YOUR INSTRUCTIONS ->
Copy each line of the entries below that contains the string "connected".

DATA SUPPLIED ->
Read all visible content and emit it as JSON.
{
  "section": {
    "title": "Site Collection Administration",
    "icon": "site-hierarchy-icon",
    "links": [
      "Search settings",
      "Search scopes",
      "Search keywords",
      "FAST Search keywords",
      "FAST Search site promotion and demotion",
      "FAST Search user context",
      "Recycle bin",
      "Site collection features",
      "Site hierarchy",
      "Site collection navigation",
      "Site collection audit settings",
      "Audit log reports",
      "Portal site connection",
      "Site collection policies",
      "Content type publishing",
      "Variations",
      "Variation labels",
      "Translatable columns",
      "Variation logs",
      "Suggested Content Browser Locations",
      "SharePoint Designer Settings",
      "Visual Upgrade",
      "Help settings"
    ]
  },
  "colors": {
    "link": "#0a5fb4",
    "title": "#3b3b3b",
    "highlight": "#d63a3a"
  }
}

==

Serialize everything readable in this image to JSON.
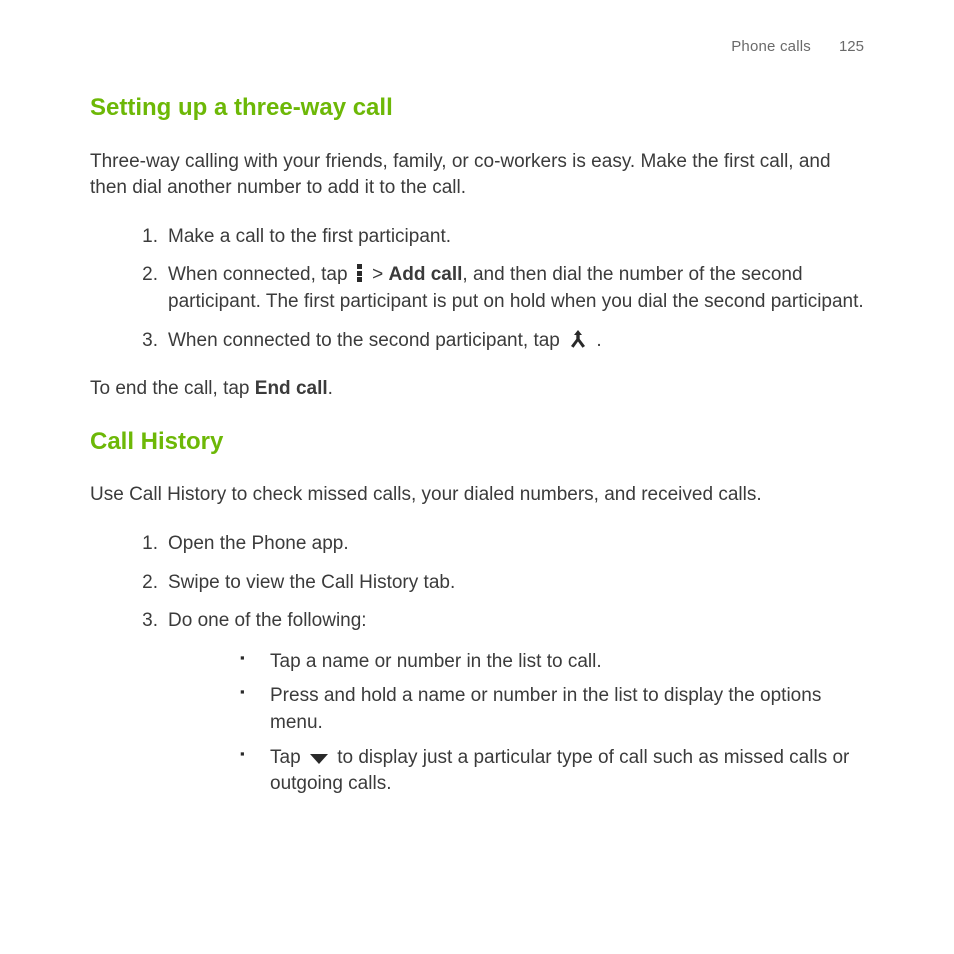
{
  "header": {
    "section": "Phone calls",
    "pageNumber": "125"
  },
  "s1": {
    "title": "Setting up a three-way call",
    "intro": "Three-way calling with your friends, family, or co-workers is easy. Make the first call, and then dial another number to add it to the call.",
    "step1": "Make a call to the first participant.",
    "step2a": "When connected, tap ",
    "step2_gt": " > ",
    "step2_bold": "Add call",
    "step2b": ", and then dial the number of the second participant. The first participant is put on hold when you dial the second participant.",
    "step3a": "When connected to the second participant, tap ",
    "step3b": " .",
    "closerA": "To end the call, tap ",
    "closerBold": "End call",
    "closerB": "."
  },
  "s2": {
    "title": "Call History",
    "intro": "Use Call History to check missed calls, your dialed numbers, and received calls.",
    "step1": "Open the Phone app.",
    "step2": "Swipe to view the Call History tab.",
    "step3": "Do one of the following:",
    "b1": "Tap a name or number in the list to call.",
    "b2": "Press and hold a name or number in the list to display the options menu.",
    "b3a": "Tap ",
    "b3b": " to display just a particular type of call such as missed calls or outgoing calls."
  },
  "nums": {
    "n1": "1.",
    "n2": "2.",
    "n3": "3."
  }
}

EXERCISE SOLUTION ->
    "step2a": "When connected, tap ",
    "step3a": "When connected to the second participant, tap ",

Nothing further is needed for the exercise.